One of the distinguishing characteristics of the various healthcare professions is the code of ethics that binds practitioners to “do no harm” – the Hippocratic Oath. This famous code of ethics serves as a testament to the dedication of the oath-taker to the profession as well as to society as a whole. The need for Hippocratic Oath in the context of a healthcare professional is obviously due to the fact that they are literally responsible for the health and well-being of others. This oath is still taken to this day in various forms – in fact, I witnessed my brother taking an altered version of this oath when he graduated from pharmacy school.
Being a student of industrial-organizational psychology, you might begin to wonder if a similar oath would have a place in the world of business. Do the actions of leaders as business professionals have permanent and lasting effects on the well-being of society? Clearly, the answer is a resounding “yes.” It might then be useful to implement a similar oath for business leaders in order to keep “honest” men honest.
It turns out that Khurana and Nohira did just that in their article, It’s Time to Make Management a True Profession (2008). They believe that one of the defining characteristics of any true profession is adherence to code of conduct. They also recognize the fact that many corporations do indeed have codes of conduct, but there is no universal set of values that is accepted across the entire profession. With that, they created the Manager’s Hippocratic Oath. Treviño and Nelson (2011, p.48) summarize the 8 distinct principles articulated in Khurana and Nohira’s article:
- Service to the Public and Society
- Balance Multiple Stakeholders’ Interests
- Acting with Integrity in the Enterprise’s Interest
- Adherence to the Law
- Accurate and Transparent Reporting
- Respectful and Unbiased Decision Making
- Professional Development
- Responsibility to Protect the Profession
From an I/O perspective, it is worth noting that the principles taken from the oath closely mimic the principles of ethical leadership: “builds community, respects others, serves others, shows justice, manifests honesty” (Northouse, 2013, p.431). The main difference is that the Manager’s Hippocratic Oath devotes attention to corporate stakeholders, as well as advancing the profession and maintaining it’s reputation (Khurana & Nohria 2008).

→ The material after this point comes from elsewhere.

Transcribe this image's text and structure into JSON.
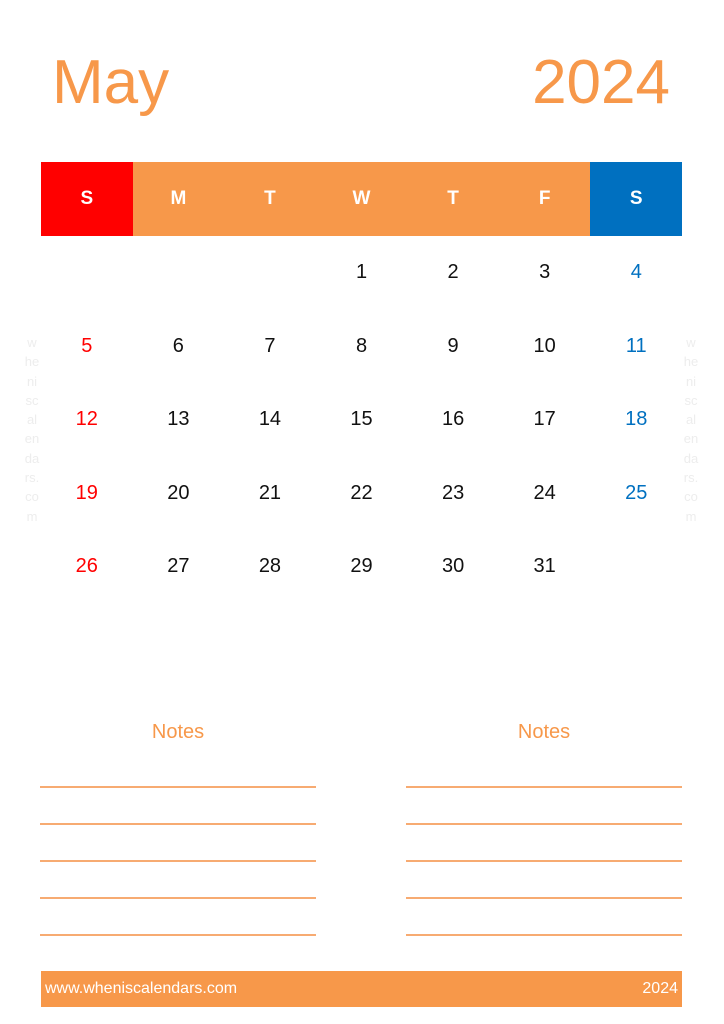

Codes of ethics are valuable because they maintain feelings of obligation toward one’s profession that might not otherwise exist (Khurana & Nohria 2008). In addition to simply providing behavioral guidelines, they are also responsible for invoking feelings of pride when behaving ethically, or shame when behaving unethically (Khurana & Nohria 2008). From this, we can see that ethics in a business setting are not only responsible for promoting socially acceptable behavior — they are also responsible for maintaining the reputation of the business profession in its entirety.
Business Graduates Take Oath of Honor. (n.d.). TIME.com. Retrieved April 22, 2014, from http://http://content.time.com/time/video/player/0,32068,23218019001_1898975,00.html
Hippocratic Oath. (2012, July 2). U.S. National Library of Medicine. Retrieved April 22, 2014, from https://www.nlm.nih.gov/hmd/greek/greek_oath.html
Ivory, D., Ruiz, R., & Vlasic, B. (2014, April 19). Sending Alerts Instead, G.M. Delayed Car Recalls. The New York Times. Retrieved April 22, 2014, from http://www.nytimes.com/2014/04/20/business/sending-alerts-gm-delayed-recall-of-cars.html
Khurana, R., & Nohria, N. (2008). It’s time to make management a true profession. United States: Harvard Business School Publ. Corp.
Northouse, P. G. (2013). Leadership: theory and practice (6th ed.). Thousand Oaks: SAGE.
Treviño, L. K., & Nelson, K. A. (2011). Managing business ethics: straight talk about how to do it right (5th ed.). New York: John Wiley.